Recession, credit crunch, challenging economic environment: Call it what you will, it’s bound to have a profound effect on the IT business during the next 12 months.
One of the most notable victims is likely to be Microsoft’s Vista. The OS finds itself in an unfortunate position, squeezed by the slowdown on one side and the rapid emergence of Microsoft’s Windows 7 desktop OS on the other. In stark contrast to Vista, which took years to develop before it was finally released, 7 appeared out of nowhere in a highly advanced state at Microsoft’s Professional Developers Conference in October 2008. A pubic beta release (build 7000) is expected in the next couple of weeks.
For adventurous sorts, a leaked version of the beta is available now via the Pirate Bay and other torrent sites. People who have downloaded are reporting that it is stable and polished. Me? Call me a coward but I’ll wait for the official beta release.
Given Windows 7 is an extension of Vista rather than anything completely new, it is unlikely to have the same compatibility issues Vista suffered from when it was first released. The build given out at PDC confirms this. So why would a company looking to cut back on spending this year choose to upgrade its enterprise desktops to Vista in the next 12 months? Windows 7 is likely to be released before the end of 2009 and be ready for corporate adoption some time the following year. Are you going to rush out and implement Vista? I don’t think so. That means it’s well and truly curtains for Vista, the enterprise OS that never really made a wow.
Will Apple Be the One to Bite?
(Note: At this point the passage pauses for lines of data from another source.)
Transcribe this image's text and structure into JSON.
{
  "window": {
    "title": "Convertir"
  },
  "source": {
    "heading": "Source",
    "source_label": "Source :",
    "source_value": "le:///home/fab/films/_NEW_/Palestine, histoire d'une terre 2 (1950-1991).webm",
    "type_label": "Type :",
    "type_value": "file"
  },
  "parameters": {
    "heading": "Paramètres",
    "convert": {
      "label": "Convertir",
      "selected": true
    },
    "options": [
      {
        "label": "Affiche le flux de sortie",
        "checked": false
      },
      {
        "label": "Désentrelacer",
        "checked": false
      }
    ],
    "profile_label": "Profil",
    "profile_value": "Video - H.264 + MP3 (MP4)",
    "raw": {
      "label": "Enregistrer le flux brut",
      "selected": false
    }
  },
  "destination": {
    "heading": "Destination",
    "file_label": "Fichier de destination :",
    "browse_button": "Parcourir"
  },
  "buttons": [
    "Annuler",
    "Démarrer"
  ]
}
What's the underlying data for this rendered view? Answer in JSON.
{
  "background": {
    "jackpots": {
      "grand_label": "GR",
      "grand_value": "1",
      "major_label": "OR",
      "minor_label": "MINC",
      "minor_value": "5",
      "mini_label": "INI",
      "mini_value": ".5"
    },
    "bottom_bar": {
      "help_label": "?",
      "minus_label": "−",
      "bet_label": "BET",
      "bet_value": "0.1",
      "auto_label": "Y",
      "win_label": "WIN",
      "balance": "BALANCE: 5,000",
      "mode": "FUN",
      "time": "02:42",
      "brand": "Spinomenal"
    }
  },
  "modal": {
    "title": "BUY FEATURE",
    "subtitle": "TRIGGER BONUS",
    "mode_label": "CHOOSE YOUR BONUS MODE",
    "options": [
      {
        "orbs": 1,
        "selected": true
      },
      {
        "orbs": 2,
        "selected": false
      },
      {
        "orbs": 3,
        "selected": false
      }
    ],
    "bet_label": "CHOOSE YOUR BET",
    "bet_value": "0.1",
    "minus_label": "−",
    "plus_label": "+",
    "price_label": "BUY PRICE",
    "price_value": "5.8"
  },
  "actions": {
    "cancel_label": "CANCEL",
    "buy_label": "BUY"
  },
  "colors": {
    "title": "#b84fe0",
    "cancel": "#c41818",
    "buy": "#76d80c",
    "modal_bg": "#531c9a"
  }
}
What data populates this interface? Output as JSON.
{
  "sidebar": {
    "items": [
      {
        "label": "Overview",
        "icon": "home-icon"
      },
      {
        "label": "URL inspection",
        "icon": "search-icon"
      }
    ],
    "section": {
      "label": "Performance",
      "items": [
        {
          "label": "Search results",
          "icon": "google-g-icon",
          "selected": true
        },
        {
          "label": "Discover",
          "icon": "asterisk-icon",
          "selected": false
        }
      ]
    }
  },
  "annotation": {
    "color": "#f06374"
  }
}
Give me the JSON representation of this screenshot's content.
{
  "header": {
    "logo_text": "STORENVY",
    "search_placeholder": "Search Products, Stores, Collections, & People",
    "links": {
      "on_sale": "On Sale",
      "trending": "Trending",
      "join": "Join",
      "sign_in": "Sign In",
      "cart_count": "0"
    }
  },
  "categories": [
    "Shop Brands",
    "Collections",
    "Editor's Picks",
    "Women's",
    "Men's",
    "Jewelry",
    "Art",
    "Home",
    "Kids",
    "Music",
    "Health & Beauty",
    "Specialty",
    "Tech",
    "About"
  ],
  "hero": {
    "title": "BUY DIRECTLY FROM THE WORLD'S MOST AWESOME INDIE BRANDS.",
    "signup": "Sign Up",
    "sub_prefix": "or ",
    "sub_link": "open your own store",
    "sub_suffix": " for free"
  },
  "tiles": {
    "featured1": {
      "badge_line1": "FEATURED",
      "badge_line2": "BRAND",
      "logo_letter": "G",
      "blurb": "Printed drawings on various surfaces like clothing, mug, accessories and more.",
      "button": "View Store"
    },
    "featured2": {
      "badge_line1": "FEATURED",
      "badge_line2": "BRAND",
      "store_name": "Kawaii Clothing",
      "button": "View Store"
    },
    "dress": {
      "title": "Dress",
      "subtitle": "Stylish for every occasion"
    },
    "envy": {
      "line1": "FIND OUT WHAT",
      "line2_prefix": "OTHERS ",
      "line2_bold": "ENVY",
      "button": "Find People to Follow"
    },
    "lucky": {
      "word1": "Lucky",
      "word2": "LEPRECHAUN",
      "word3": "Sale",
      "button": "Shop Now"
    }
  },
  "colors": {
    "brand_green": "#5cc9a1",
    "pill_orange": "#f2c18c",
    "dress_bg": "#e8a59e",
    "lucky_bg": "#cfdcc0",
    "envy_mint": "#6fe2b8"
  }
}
It’s going to be fascinating to see what happens to Apple in the next 18 months or so as the recession runs its course. According to research by California-based Net Applications, Apple’s share of the OS market rose to 10 percent in December, while Windows fell to a shade under 89 percent. These figures may be skewed toward Apple because Apple is principally a home platform and fewer people go to work than normal during the holiday season, but it is undoubtedly true that Apple’s successful switcher campaigns have prompted many consumers to move to OS X.
The question is, will this trend slow as the recession bites and potential switchers postpone new hardware purchases? The prospect of the end of Vista and the introduction of the shiny new Windows 7 may serve as another incentive for dissatisfied PC users to hold off purchasing an Apple machine. Since any drive to corporate adoption of OS X is likely to be on the back of success in the consumer space, any slowdown in consumer switching is also likely to put the kibosh on the prospect of more Macs in the enterprise.
There’s also the sad fact that Apple’s supremo Steve Jobs is not in the best of health. It’s certainly true that Bill Gates withdrew from the day-to-day running of Microsoft without any ill-effects on the company, but when you consider the sorry state Apple was in before Jobs returned to the helm of the company in 1997,and how thoroughly he has revitalized it, you have to wonder how the company and its products will fare should he decide to take things easy.
One thing that is unlikely to become a victim of the recession is the desktop computer itself. Partly that’s because they are so darn useful, and partly because they are so inexpensive. If they got any less expensive you’d have to give them away. And that, curiously, appears to be one of the options Microsoft is considering in a patent application published last Christmas Day. The patent outlines a system for pay-as-you-go metered computing on PCs with “scalable performance level components” including “processor, memory, graphics controller, etc.” Microsoft’s idea seems to be that suppliers could give machines away and charge per-hour fees to users. If necessary, the amount of processor power or memory available could be beefed up when needed, with users paying only for what they need and what they use.
It’s an interesting idea (even if it’s not a completely new one). If you think about it, the system as described has similarities with server-based services, such as Amazon’s Elastic Compute Cloud (EC2). Both offer computing on a per-hour basis, and both can be ramped up to provide more capacity (or computing power) when needed.
Is this the future of enterprise desktop computing? Unlikely, for a number of reasons. Servers and the surrounding infrastructure including support are expensive to supply in-house, and provisioning new ones tends to be time consuming. EC2 is cheap, and new server capacity can be made available in an instant. But desktop machines — even powerful ones — are inexpensive, and a system as described by Microsoft would still have to be supported locally. And as Microsoft admits, “the cost of ownership over the life of the computer may be higher than that of a one-time purchase,” even if some of that cost can be deferred. Servers paid for by the hour make sense, especially for businesses that experience huge demands on their servers for short periods of time. Desktops? I’m not convinced.
2009 is bound to see some big losers — but there will likely be some big winners, too. Don’t forget that innovation tends to thrive in economic downturns. So hold on to your hats — 2009 is going to be one heck of an interesting year.
Paul Rubens is an IT consultant and journalist based in Marlow on
Thames, England. He has been programming, tinkering and generally
sitting in front of computer screens since his first encounter with a
DEC PDP-11 in 1979.
This article was first published on ServerWatch.com.